Copy each line of the entries that includes the word "data".

[Opening SUPPLIED INFORMATION section]

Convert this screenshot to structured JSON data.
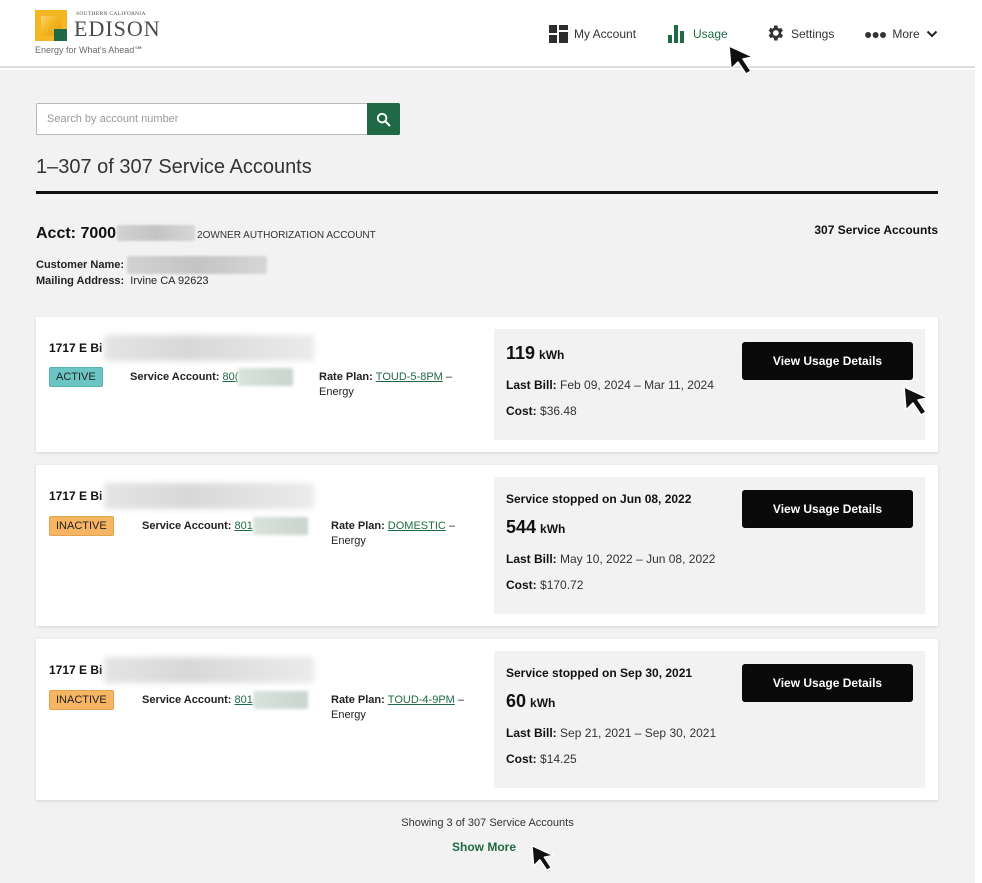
{
  "brand": {
    "small_text": "SOUTHERN CALIFORNIA",
    "name": "EDISON",
    "tagline": "Energy for What's Ahead℠"
  },
  "nav": {
    "my_account": "My Account",
    "usage": "Usage",
    "settings": "Settings",
    "more": "More"
  },
  "search": {
    "placeholder": "Search by account number"
  },
  "accounts_title": "1–307 of 307 Service Accounts",
  "account": {
    "label": "Acct: 7000",
    "type": "2OWNER AUTHORIZATION ACCOUNT",
    "service_count": "307 Service Accounts",
    "customer_name_label": "Customer Name:",
    "mailing_address_label": "Mailing Address:",
    "mailing_address": "Irvine CA 92623"
  },
  "labels": {
    "service_account": "Service Account:",
    "rate_plan": "Rate Plan:",
    "last_bill": "Last Bill:",
    "cost": "Cost:",
    "kwh_unit": "kWh",
    "view_usage_details": "View Usage Details"
  },
  "cards": [
    {
      "address": "1717 E Bi",
      "status": "ACTIVE",
      "service_account_partial": "80(",
      "rate_plan": "TOUD-5-8PM",
      "rate_suffix": " –",
      "rate_line2": "Energy",
      "stopped": "",
      "kwh": "119",
      "last_bill": "Feb 09, 2024 – Mar 11, 2024",
      "cost": "$36.48"
    },
    {
      "address": "1717 E Bi",
      "status": "INACTIVE",
      "service_account_partial": "801",
      "rate_plan": "DOMESTIC",
      "rate_suffix": " –",
      "rate_line2": "Energy",
      "stopped": "Service stopped on Jun 08, 2022",
      "kwh": "544",
      "last_bill": "May 10, 2022 – Jun 08, 2022",
      "cost": "$170.72"
    },
    {
      "address": "1717 E Bi",
      "status": "INACTIVE",
      "service_account_partial": "801",
      "rate_plan": "TOUD-4-9PM",
      "rate_suffix": " –",
      "rate_line2": "Energy",
      "stopped": "Service stopped on Sep 30, 2021",
      "kwh": "60",
      "last_bill": "Sep 21, 2021 – Sep 30, 2021",
      "cost": "$14.25"
    }
  ],
  "footer": {
    "showing": "Showing 3 of 307 Service Accounts",
    "show_more": "Show More"
  },
  "colors": {
    "brand_green": "#1f6a45",
    "active_badge": "#6cc5c5",
    "inactive_badge": "#f6b563",
    "button_black": "#0a0a0a",
    "logo_yellow": "#f4b623"
  },
  "icons": [
    "grid-icon",
    "bar-chart-icon",
    "gear-icon",
    "more-dots-icon",
    "chevron-down-icon",
    "search-icon",
    "mouse-cursor-icon"
  ]
}
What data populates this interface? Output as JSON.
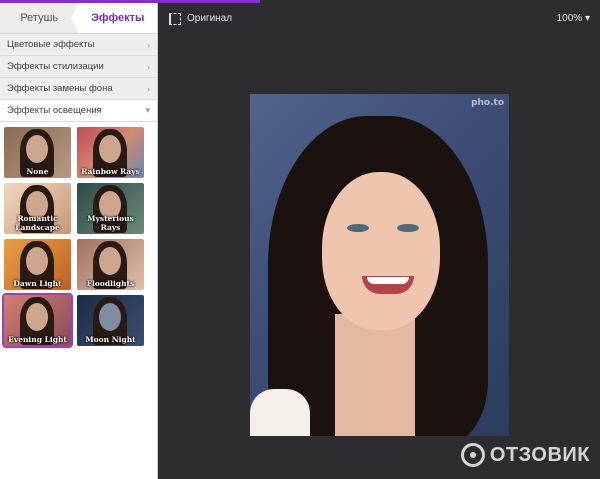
{
  "tabs": [
    {
      "label": "Ретушь"
    },
    {
      "label": "Эффекты"
    }
  ],
  "accordion": [
    {
      "label": "Цветовые эффекты"
    },
    {
      "label": "Эффекты стилизации"
    },
    {
      "label": "Эффекты замены фона"
    },
    {
      "label": "Эффекты освещения"
    }
  ],
  "effects": [
    {
      "label": "None"
    },
    {
      "label": "Rainbow Rays"
    },
    {
      "label": "Romantic Landscape"
    },
    {
      "label": "Mysterious Rays"
    },
    {
      "label": "Dawn Light"
    },
    {
      "label": "Floodlights"
    },
    {
      "label": "Evening Light"
    },
    {
      "label": "Moon Night"
    }
  ],
  "toolbar": {
    "original_label": "Оригинал",
    "zoom": "100%"
  },
  "photo": {
    "watermark": "pho.to"
  },
  "brand": {
    "name": "ОТЗОВИК"
  }
}
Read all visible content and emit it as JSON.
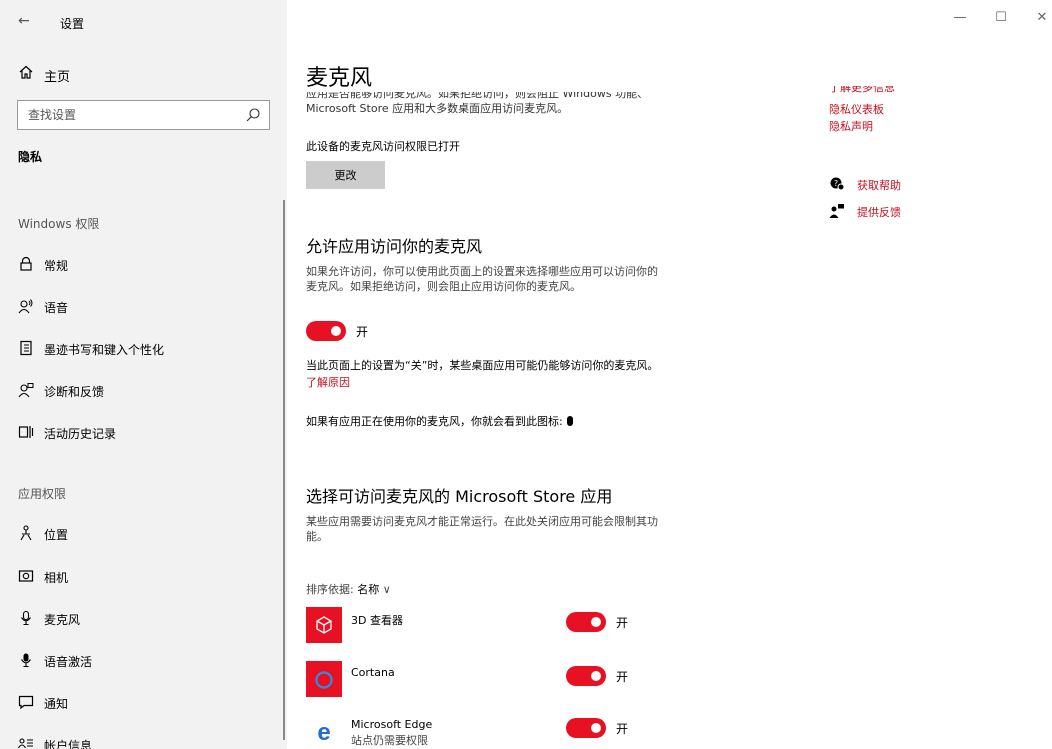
{
  "window": {
    "title": "设置",
    "back_glyph": "←",
    "controls": {
      "minimize": "—",
      "maximize": "☐",
      "close": "✕"
    }
  },
  "sidebar": {
    "home_label": "主页",
    "search_placeholder": "查找设置",
    "current_section": "隐私",
    "groups": [
      {
        "label": "Windows 权限"
      },
      {
        "label": "应用权限"
      }
    ],
    "windows_items": [
      {
        "label": "常规",
        "icon": "lock-icon"
      },
      {
        "label": "语音",
        "icon": "speech-icon"
      },
      {
        "label": "墨迹书写和键入个性化",
        "icon": "notebook-icon"
      },
      {
        "label": "诊断和反馈",
        "icon": "feedback-person-icon"
      },
      {
        "label": "活动历史记录",
        "icon": "timeline-icon"
      }
    ],
    "app_items": [
      {
        "label": "位置",
        "icon": "location-person-icon"
      },
      {
        "label": "相机",
        "icon": "camera-icon"
      },
      {
        "label": "麦克风",
        "icon": "microphone-icon"
      },
      {
        "label": "语音激活",
        "icon": "microphone-filled-icon"
      },
      {
        "label": "通知",
        "icon": "notification-icon"
      },
      {
        "label": "帐户信息",
        "icon": "account-info-icon"
      }
    ]
  },
  "main": {
    "title": "麦克风",
    "clipped_line1": "应用是否能够访问麦克风。如果拒绝访问，则会阻止 Windows 功能、",
    "clipped_line2": "Microsoft Store 应用和大多数桌面应用访问麦克风。",
    "device_status": "此设备的麦克风访问权限已打开",
    "change_button": "更改",
    "allow_heading": "允许应用访问你的麦克风",
    "allow_desc_1": "如果允许访问，你可以使用此页面上的设置来选择哪些应用可以访问你的",
    "allow_desc_2": "麦克风。如果拒绝访问，则会阻止应用访问你的麦克风。",
    "allow_toggle": {
      "state": "开",
      "on": true
    },
    "note": "当此页面上的设置为“关”时，某些桌面应用可能仍能够访问你的麦克风。",
    "learn_why": "了解原因",
    "icon_note": "如果有应用正在使用你的麦克风，你就会看到此图标:",
    "choose_heading": "选择可访问麦克风的 Microsoft Store 应用",
    "choose_desc_1": "某些应用需要访问麦克风才能正常运行。在此处关闭应用可能会限制其功",
    "choose_desc_2": "能。",
    "sort_label": "排序依据:",
    "sort_value": "名称",
    "sort_chevron": "∨",
    "apps": [
      {
        "name": "3D 查看器",
        "sub": "",
        "state": "开",
        "on": true,
        "icon": "3d-viewer-icon",
        "color": "#e81123"
      },
      {
        "name": "Cortana",
        "sub": "",
        "state": "开",
        "on": true,
        "icon": "cortana-icon",
        "color": "#e81123"
      },
      {
        "name": "Microsoft Edge",
        "sub": "站点仍需要权限",
        "state": "开",
        "on": true,
        "icon": "edge-icon",
        "color": "#ffffff"
      }
    ]
  },
  "right": {
    "clipped_link": "了解更多信息",
    "privacy_dashboard": "隐私仪表板",
    "privacy_statement": "隐私声明",
    "get_help": "获取帮助",
    "give_feedback": "提供反馈"
  },
  "colors": {
    "accent": "#e81123",
    "link": "#c50f1f",
    "sidebar_bg": "#f2f2f2",
    "button_bg": "#cccccc"
  }
}
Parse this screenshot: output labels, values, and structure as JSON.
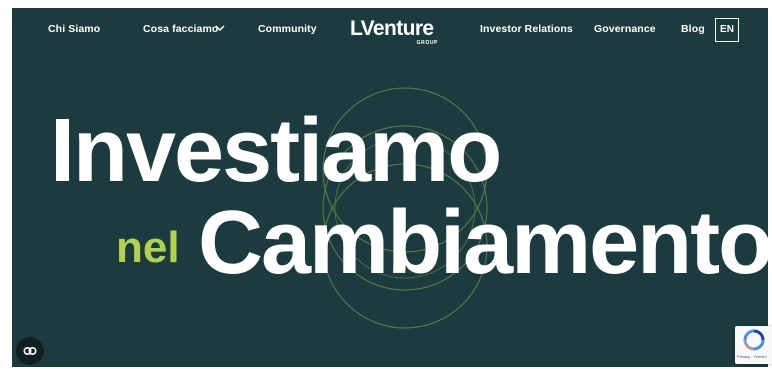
{
  "nav": {
    "items": [
      {
        "label": "Chi Siamo"
      },
      {
        "label": "Cosa facciamo"
      },
      {
        "label": "Community"
      },
      {
        "label": "Investor Relations"
      },
      {
        "label": "Governance"
      },
      {
        "label": "Blog"
      }
    ],
    "language": "EN"
  },
  "logo": {
    "name": "LVenture",
    "sub": "GROUP"
  },
  "hero": {
    "line1": "Investiamo",
    "line2_accent": "nel",
    "line2_main": "Cambiamento"
  },
  "recaptcha": {
    "footer": "Privacy - Termini"
  },
  "colors": {
    "background": "#1c3b3f",
    "accent": "#b3d14f",
    "text": "#ffffff"
  },
  "icons": {
    "cookie": "cookie-settings-icon",
    "chevron": "chevron-down-icon",
    "recaptcha": "recaptcha-icon"
  }
}
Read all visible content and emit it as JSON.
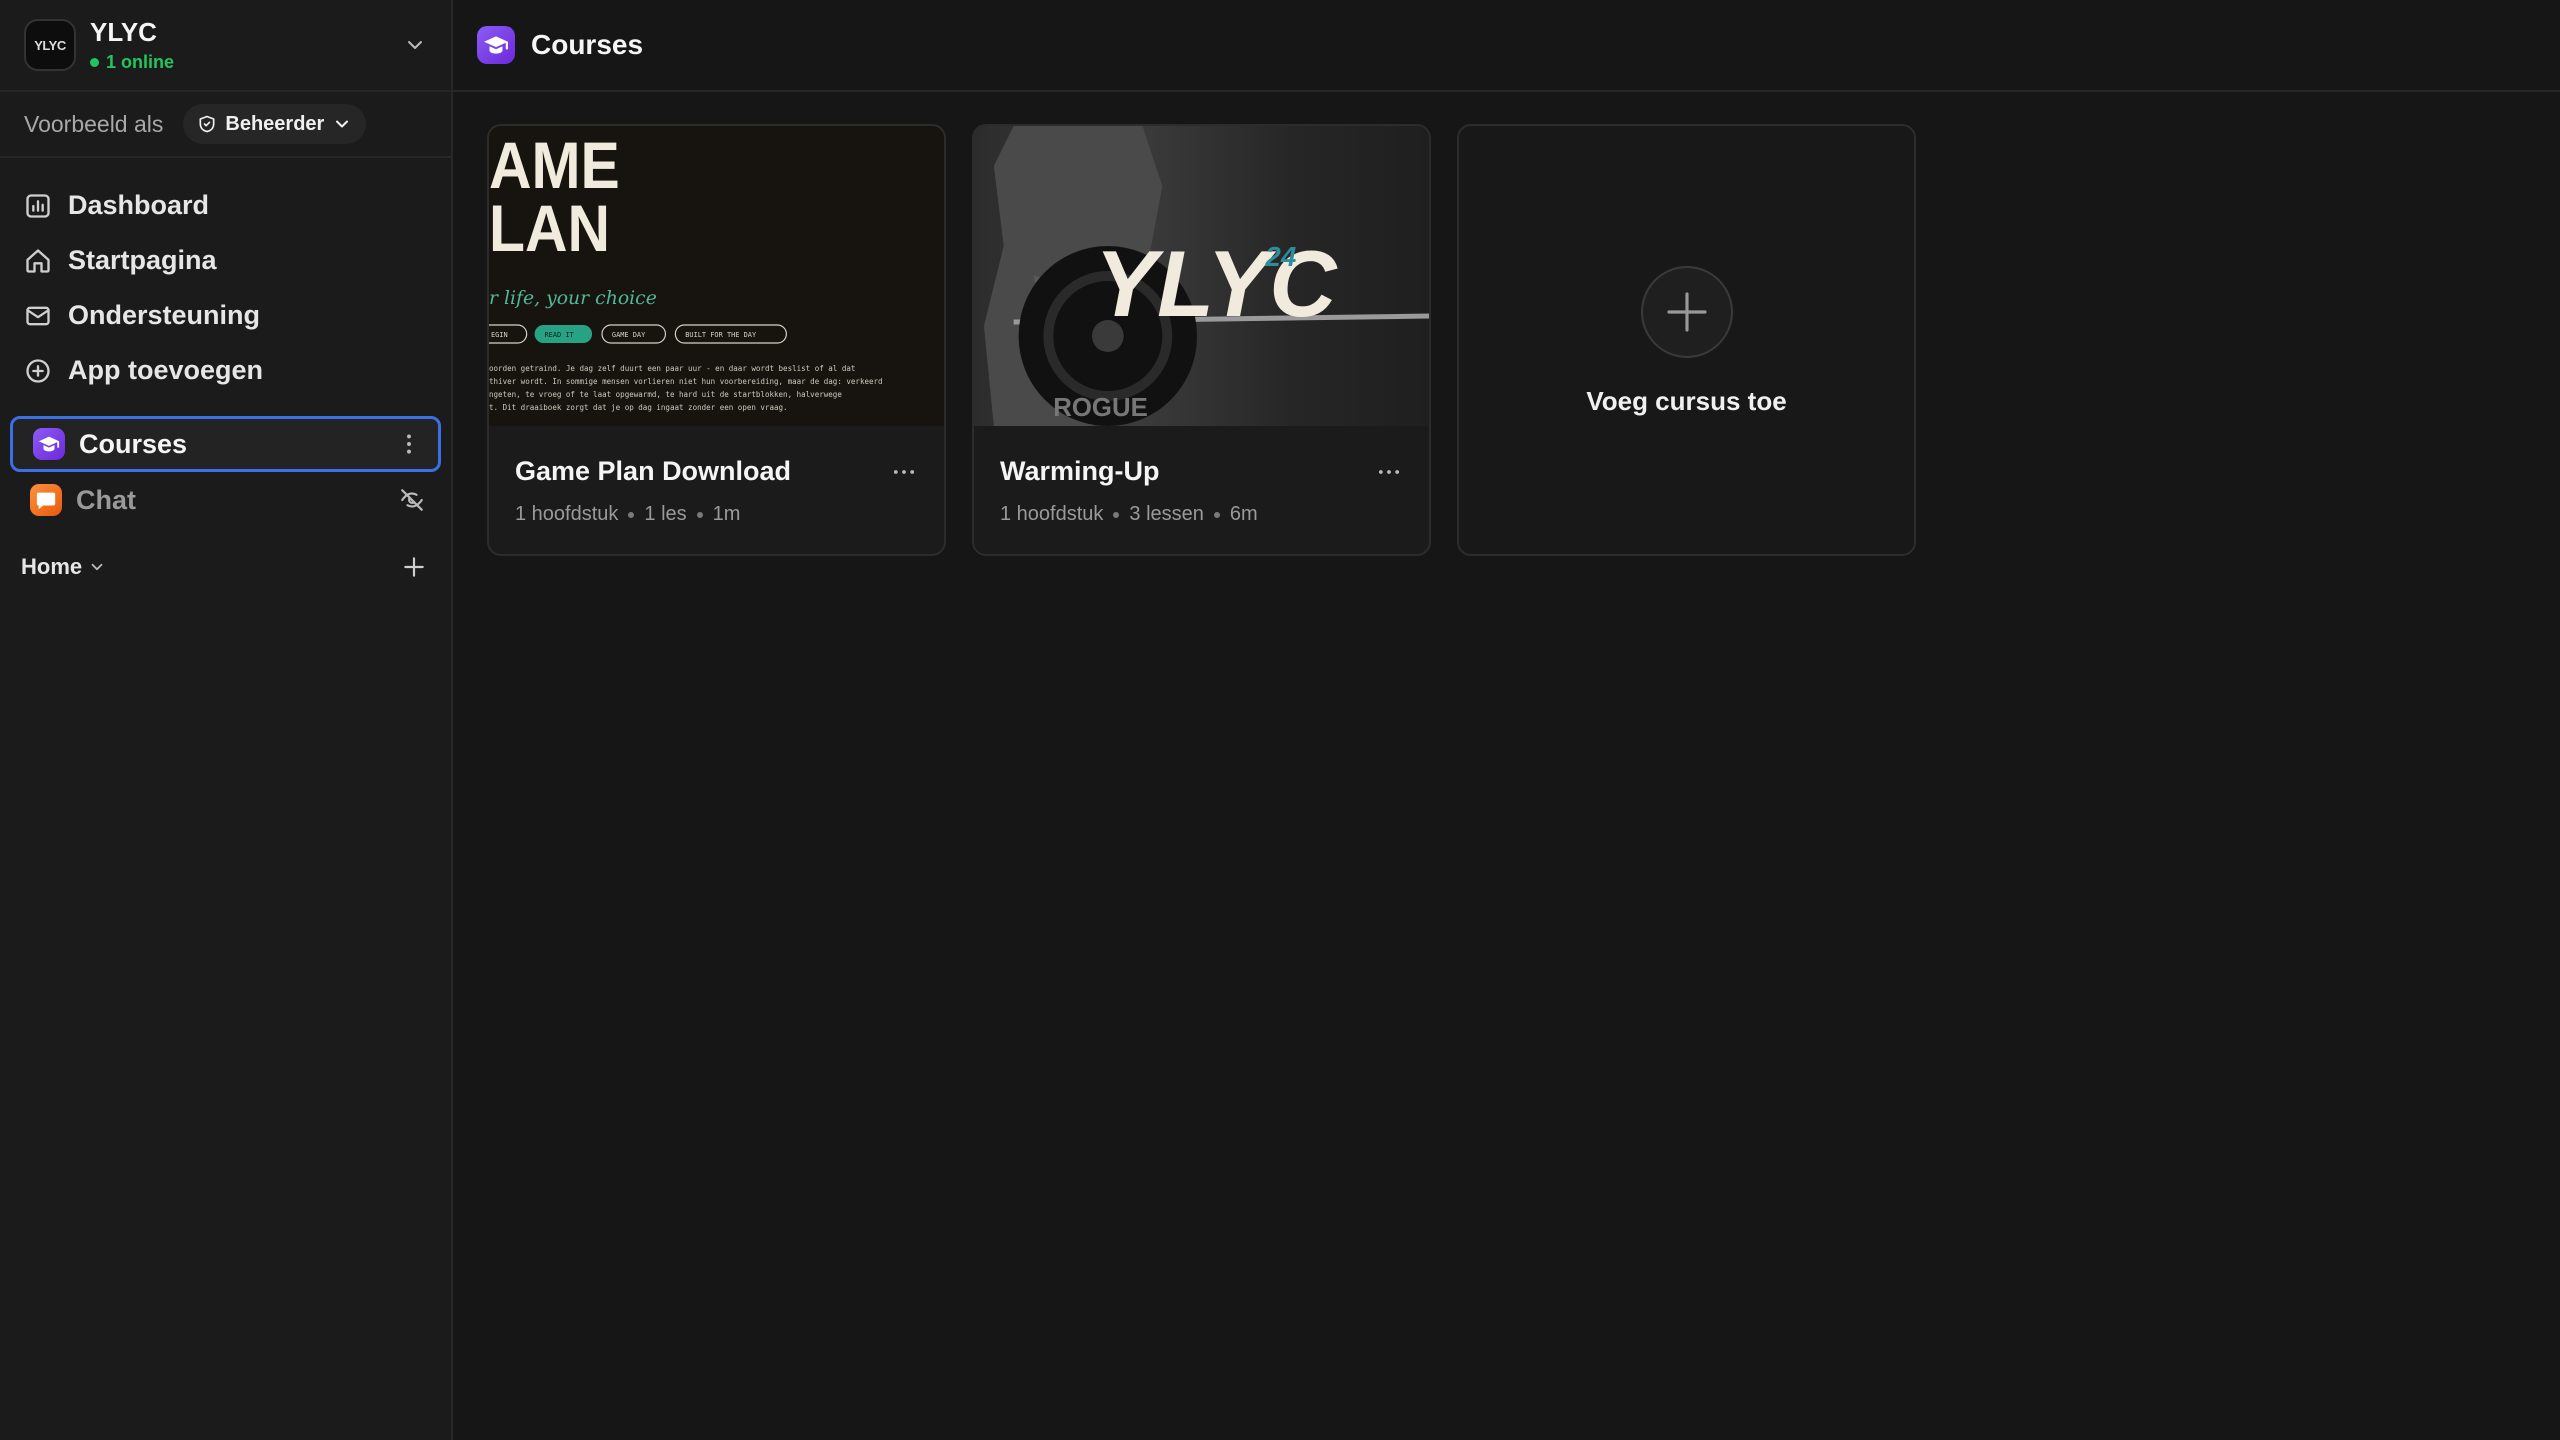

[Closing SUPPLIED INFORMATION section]

__ANSWER SPACE__
Convert this screenshot to structured JSON data.
What data populates this interface? Output as JSON.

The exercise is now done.